Paperback review

Published in The Telegraph, 12/01/13

The Children’s Hospital by Chris Adrian

This post-apocalyptic tale begins with the end of the world and ends with a new beginning for humanity. After a great deluge floods the world seven miles out of existence, a single hospital remains, designed to keep afloat by prophetic architect John Grampus. In the self-sustaining, self-contained new world that is The Children’s Hospital, it is up to medical student Jemma Claflin, gifted with magical powers, to lead humanity – Moses to Grampus’s Noah. Adrian, a Harvard-educated oncologist and theologian, peppers his uplifting prose with harrowing descriptions of suffering, richly establishing himself as an American fabulist in the tradition of Tony Kushner (the story is narrated by angels, to boot).


Paperback review

Published in The Telegraph, 12/01/13

Jack Holmes and his Friend by Edmund White

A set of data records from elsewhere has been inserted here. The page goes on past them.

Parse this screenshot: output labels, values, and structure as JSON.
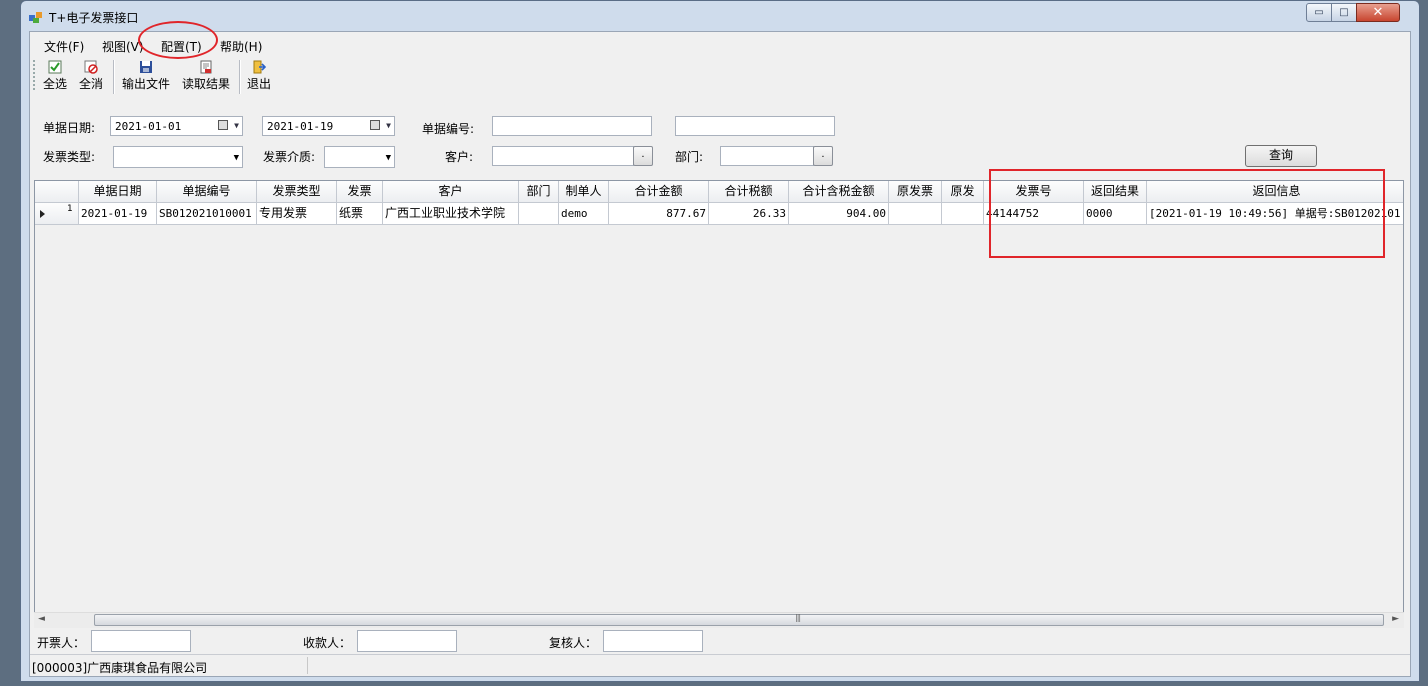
{
  "window": {
    "title": "T+电子发票接口",
    "minimize_glyph": "▭",
    "maximize_glyph": "□",
    "close_glyph": "✕"
  },
  "menu": [
    "文件(F)",
    "视图(V)",
    "配置(T)",
    "帮助(H)"
  ],
  "toolbar": {
    "select_all": "全选",
    "clear_all": "全消",
    "export_file": "输出文件",
    "read_result": "读取结果",
    "exit": "退出"
  },
  "filters": {
    "date_label": "单据日期:",
    "date_from": "2021-01-01",
    "date_to": "2021-01-19",
    "doc_no_label": "单据编号:",
    "doc_no_from": "",
    "doc_no_to": "",
    "invoice_type_label": "发票类型:",
    "invoice_type_value": "",
    "invoice_medium_label": "发票介质:",
    "invoice_medium_value": "",
    "customer_label": "客户:",
    "customer_value": "",
    "department_label": "部门:",
    "department_value": "",
    "browse_glyph": ".",
    "query_button": "查询"
  },
  "grid": {
    "columns": [
      "单据日期",
      "单据编号",
      "发票类型",
      "发票",
      "客户",
      "部门",
      "制单人",
      "合计金额",
      "合计税额",
      "合计含税金额",
      "原发票",
      "原发",
      "发票号",
      "返回结果",
      "返回信息"
    ],
    "rows": [
      {
        "index": "1",
        "cells": [
          "2021-01-19",
          "SB012021010001",
          "专用发票",
          "纸票",
          "广西工业职业技术学院",
          "",
          "demo",
          "877.67",
          "26.33",
          "904.00",
          "",
          "",
          "44144752",
          "0000",
          "[2021-01-19 10:49:56] 单据号:SB01202101..."
        ]
      }
    ]
  },
  "footer": {
    "drawer_label": "开票人：",
    "drawer_value": "",
    "payee_label": "收款人：",
    "payee_value": "",
    "reviewer_label": "复核人：",
    "reviewer_value": ""
  },
  "status": {
    "company": "[000003]广西康琪食品有限公司"
  },
  "colors": {
    "annotation": "#e0252a",
    "window_frame": "#cfdcec",
    "close_button": "#c8452f"
  },
  "icons": [
    "app-icon",
    "check-icon",
    "uncheck-icon",
    "save-icon",
    "read-result-icon",
    "exit-icon",
    "calendar-icon",
    "dropdown-arrow-icon",
    "row-pointer-icon"
  ]
}
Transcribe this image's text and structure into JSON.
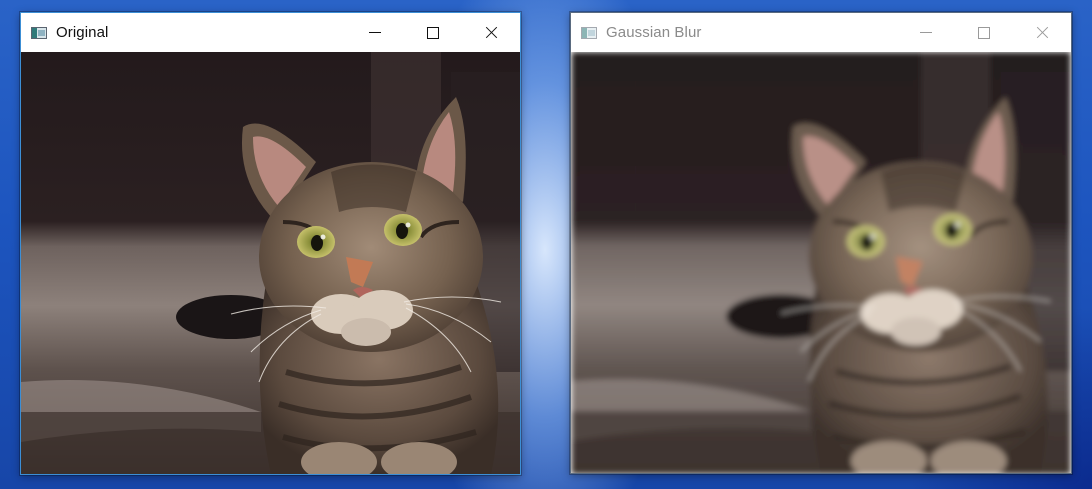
{
  "windows": [
    {
      "title": "Original",
      "state": "active",
      "image": "tabby-cat-photo",
      "blur": 0
    },
    {
      "title": "Gaussian Blur",
      "state": "inactive",
      "image": "tabby-cat-photo-blurred",
      "blur": 3
    }
  ],
  "icons": {
    "app": "opencv-window-icon",
    "minimize": "minimize-icon",
    "maximize": "maximize-icon",
    "close": "close-icon"
  },
  "colors": {
    "desktop": "#1d55bf",
    "active_border": "#3c8fd6",
    "inactive_title": "#8a8a8a"
  }
}
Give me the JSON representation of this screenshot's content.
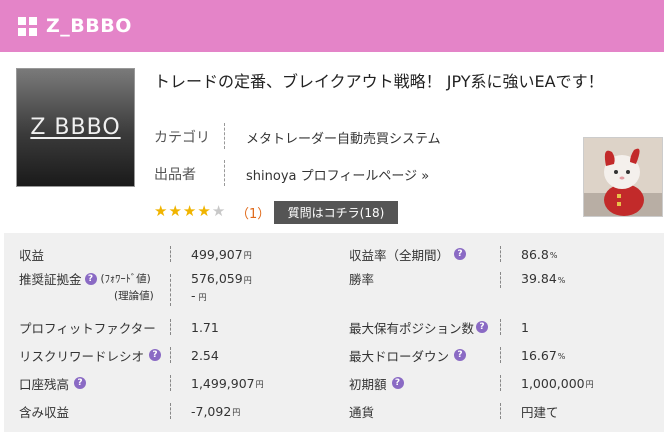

Edmund White’s subtle portrait of gay libertine Jack Holmes and his straight best friend, Will, is a sophisticated examination of two selves that has as much to say about essential human desires as about 60s sexual mores. The novel follows the eponymous duo from their first meeting as writers in early 60s New York until the onset of Aids, charting their relationship as it’s shaped by unrequited love, aesthetic failure and the flowering, then foreclosing, of sexual revolution. Jack Holmes and His Friend achieves a greater clarity and a deeper empathy than White’s previous novel A Boy’s Own Story, and for these grown-up virtues it is worthy reading.

Paperback review

Published in The Telegraph, 12/01/13

Religion for Atheists by Alain de Botton

Starting from the premise that God is dead, Alain de Botton nevertheless insists secular society could do with the disciplines and practices enshrined by religion. He argues religion offers boundaries and insights that today’s corporations, universities and buildings lack. A Catholic Mass, for example, is a web of techniques to “strengthen congregants’ bonds of affection” and the Jewish Day of Atonement is a “psychologically effective mechanism” for the resolution of social conflict. Universities with relationships departments and e-Wailing Walls might help replace religion, but in penetrating, stately prose, de Botton ultimately presents religion as the greatest source of practical advice on how to live our lives.

Royal Society of Literature announces Jerwood Awards

Published in The Telegraph

Last night the Royal Society of Literature announced the winners of its annual Jerwood Awards for Non-Fiction at a ceremony in the Savile Club.

The awards – exclusively for works in progress by first-time authors – went to British-Iranian journalist Ramita Navai, forensic psychotherapist Dr Gwen Adshead and the critic Edmund Gordon.

Navai, who has won plaudits as a foreign correspondent in Syria, including an Emmy Award for her work on the television documentary Syria Undercover, was awarded £10,000 for her book City of Lies: the Undercover Truth about Tehran, an exploration of the elusive character of the Iranian capital, weaving together the lives of its inhabitants, its colourful history and the rich tapestry of its cultural heritage.

Adshead, a consultant at the Broadmoor Psychiatric Hospital in Berkshire, was awarded £5000 for A Short Book About Evil, an anatomy of evil that combines clinical vignettes with studies in psychology and theology.

Edmund Gordon was also awarded £5000 for his much-anticipated biography Angela Carter: the Biography, which will not only tell the story of the life of the English feminist novelist but also the cultural history of Britain in the 1960s.

They join a long list of literary luminaries who first found acclaim at the Jerwood Awards, running since 2004 with sponsorship by the Jerwood Charitable Foundation, including Alexander Monro, Selina Mills and Rachel Campbell-Johnston.

The judges, authors Richard Davenport-Hines and Caroline Moorehead, and The Telegraph’s own literary editor Gaby Wood, stressed the importance of the awards as a financial lifeline for writers when most in need of resources.

City of Lies and A Short Book About Evil are both slated for publication in 2014, while Angela Carter: The Biography is due out in 2016.